Hamas sources say no decision has yet been made, but most senior officials lean toward forgoing the presidential ballot and running only in the parliamentary election.

Hamas is considering not running a candidate in the Palestinian Authority’s presidential election, which is expected to take place in May 2012, at the same time as elections for the Palestinian parliament and the PLO’s Palestine National Council.

Hamas sources said no decision has yet been made by the organization’s leadership, but most senior Hamas officials lean toward forgoing the presidential ballot and running only in the parliamentary election. Yet Hamas is thought to have a decent chance of winning a presidential race, because PA President Mahmoud Abbas has repeatedly said he will not run for reelection.

Mahmoud Abbas - AP - 30122011
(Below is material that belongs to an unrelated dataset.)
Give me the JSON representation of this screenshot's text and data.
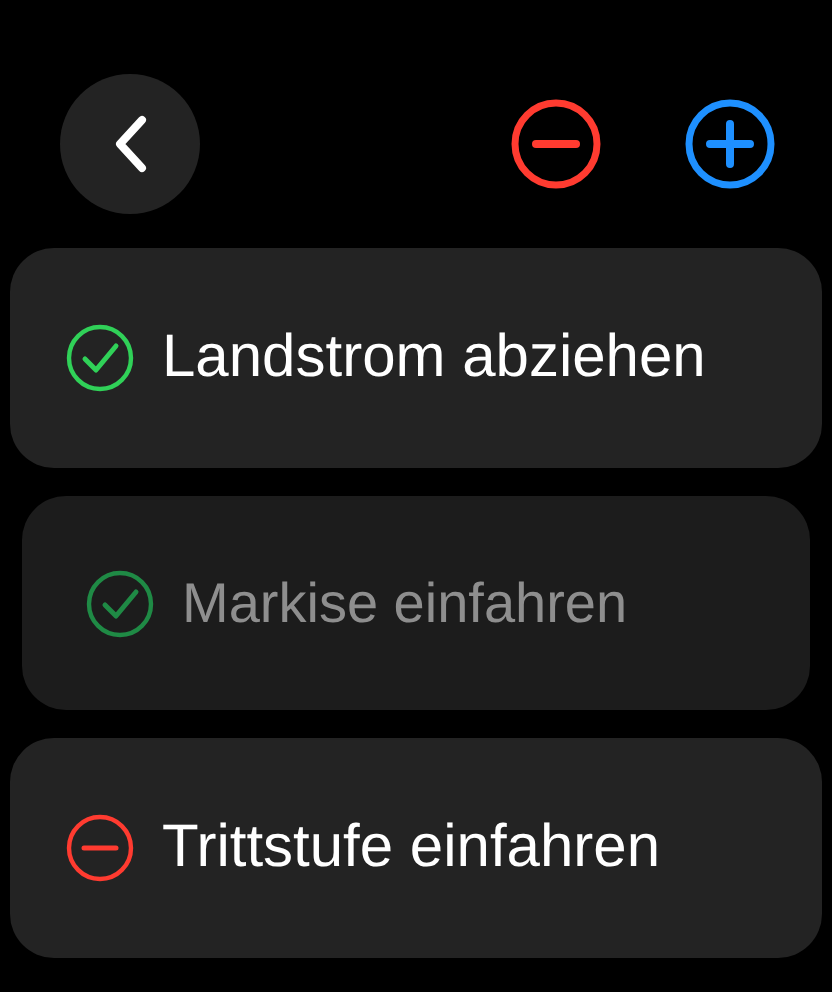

Marwan Barghouti, the most senior Fatah prisoner being held by Israel, has said he plans on running to replace Abbas. But since he is still in prison, it is not clear whether he will be able to do so.

A Hamas victory in the presidential election could put the organization into a difficult political and diplomatic position, as Israel might well not allow a Hamas president to act freely, and might even arrest him.

Hamas leaders both in Gaza and abroad view Egypt’s Muslim Brotherhood as a model. The Brotherhood has decided to focus its political effort on running for parliament, not the presidency, and to seek to exert influence mainly in social matters.

Moreover, Hamas’ rule over the Gaza Strip does not bode well for its ability to manage the entire PA, given its diplomatic isolation and its constant conflicts with Israel.

As a result, many senior Hamas leaders are demanding that the movement forgo the presidential election. But its deputy foreign minister, Razi Hamed, told Haaretz that no final decision has been made.

Hamas is also planning to focus on the elections for PLO institutions, where it hopes to at least match Fatah, and possibly even achieve a majority in the Palestine National Council. Its entry into the PLO could persuade several Arab states to end their boycott of Hamas.